Confronted with the horrific truth on many levels, Oedipus is placed in an impossible reality. He acquires a sense of the pathetic because he is exposed to be a frail human being. He understands that the truth and his role in it are both horrific. He has married his mother and killed his father. Oedipus has also recognized that he has experienced a painful reversal. From the king who swore to go to the ends of the earth to find the source responsible for the plague that has besieged his people, he has realized that he is the source of their pain. Oedipus as both man and ruler has been exposed as a frail human on both professional and personal levels.

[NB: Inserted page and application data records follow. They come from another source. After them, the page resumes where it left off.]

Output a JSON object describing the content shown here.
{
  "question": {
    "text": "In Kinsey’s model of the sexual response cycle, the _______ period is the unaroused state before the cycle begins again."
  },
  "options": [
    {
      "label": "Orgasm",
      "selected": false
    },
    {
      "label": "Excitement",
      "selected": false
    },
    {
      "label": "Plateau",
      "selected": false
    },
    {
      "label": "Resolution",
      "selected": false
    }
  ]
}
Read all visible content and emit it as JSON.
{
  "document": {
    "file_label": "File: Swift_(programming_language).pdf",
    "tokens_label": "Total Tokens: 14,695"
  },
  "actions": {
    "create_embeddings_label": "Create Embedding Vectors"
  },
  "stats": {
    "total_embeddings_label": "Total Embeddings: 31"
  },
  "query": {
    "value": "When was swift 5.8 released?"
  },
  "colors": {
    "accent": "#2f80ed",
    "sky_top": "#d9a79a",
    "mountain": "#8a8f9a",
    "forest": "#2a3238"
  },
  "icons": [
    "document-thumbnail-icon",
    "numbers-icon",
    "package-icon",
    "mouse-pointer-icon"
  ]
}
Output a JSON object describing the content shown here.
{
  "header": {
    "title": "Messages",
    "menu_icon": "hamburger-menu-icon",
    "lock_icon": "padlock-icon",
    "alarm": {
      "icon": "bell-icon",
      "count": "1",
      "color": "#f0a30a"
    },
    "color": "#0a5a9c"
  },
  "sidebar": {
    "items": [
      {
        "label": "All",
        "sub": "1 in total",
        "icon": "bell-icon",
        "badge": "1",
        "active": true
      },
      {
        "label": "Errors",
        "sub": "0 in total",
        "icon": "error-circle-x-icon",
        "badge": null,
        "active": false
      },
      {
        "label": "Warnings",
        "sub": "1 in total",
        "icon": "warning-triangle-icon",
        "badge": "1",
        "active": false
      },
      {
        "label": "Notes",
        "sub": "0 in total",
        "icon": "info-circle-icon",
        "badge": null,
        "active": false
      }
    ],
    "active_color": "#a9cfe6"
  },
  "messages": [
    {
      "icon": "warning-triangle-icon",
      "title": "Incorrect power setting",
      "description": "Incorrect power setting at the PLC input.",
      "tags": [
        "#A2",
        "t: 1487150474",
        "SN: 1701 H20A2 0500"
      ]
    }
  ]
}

This instant, a threshold of painful revelation, is a reality from which he cannot escape:
For he removed from her garment the golden
brooches which she was wearing; he lifted them
and struck the sockets of his own eyes,
shouting that they would not see either the evils
he had suffered or the evils he had done,
now only in darkness could they see those whom
they must not see, in darkness could they mistake
those whom they wanted to recognize.
The act of Oedipus blinding himself is reflective of both the magnitude of his transgression as well as his acceptance of responsibility. Oedipus is not able to live without taking some significant action. Since "the evils he had done" were committed with full eyesight, it is symbolic that he blinds himself. Being devoid of physical sight, the implication is that Oedipus has gained a sense of internal sight that represents wisdom. The myopia that he possessed when he had sight has now been replaced with a new type of sight that is not physical, but transcendent. Oedipus' acknowledgement of his condition is evident in his addressing the Chorus as well as the audience: "For why must I see, /I for whom no sight is sweet?" Oedipus has the understanding that physicality and temporality is not as important as that which is transcendent and universal. The actions of the human being have to be seen in a larger context. Reflective of Teiresias' words, in blinding himself Oedipus recognizes that wisdom must be worthwhile to the wise. This extends to the symbolic relevance of Oedipus blinding himself.
Another reason why Oedipus' act of blinding himself is so symbolic is that it causes him to see that which is important. After blinding himself, Oedipus is no longer interested in claims of power and discovering temporal notions of human truth. Rather, he clearly sees that which is important in his devotion to his daughters. He finally "sees" that which is meaningful:
My children, where are you? Come here, come
to these hands of mine that are siblings to yours,
hands that brought to this sad state the once
bright eyes of your begetting father,
who, children, neither seeing nor knowing was
proved your father from the same place he himself sprang.
And I weep for you, although I cannot see you;
contemplating the bitterness of your lives,
the sort of life men will force you to live.
While "the bright eyes" are gone, there is a new sight which has emerged. This sight recognizes the universal elements that defines consciousness. It took Oedipus losing his physical sight to gain this metaphysical one. Due to this, Oedipus' actions are symbolic to understanding in human consciousness. The suffering that comes as a result of knowledge enables a new, symbolic form of sight to emerge.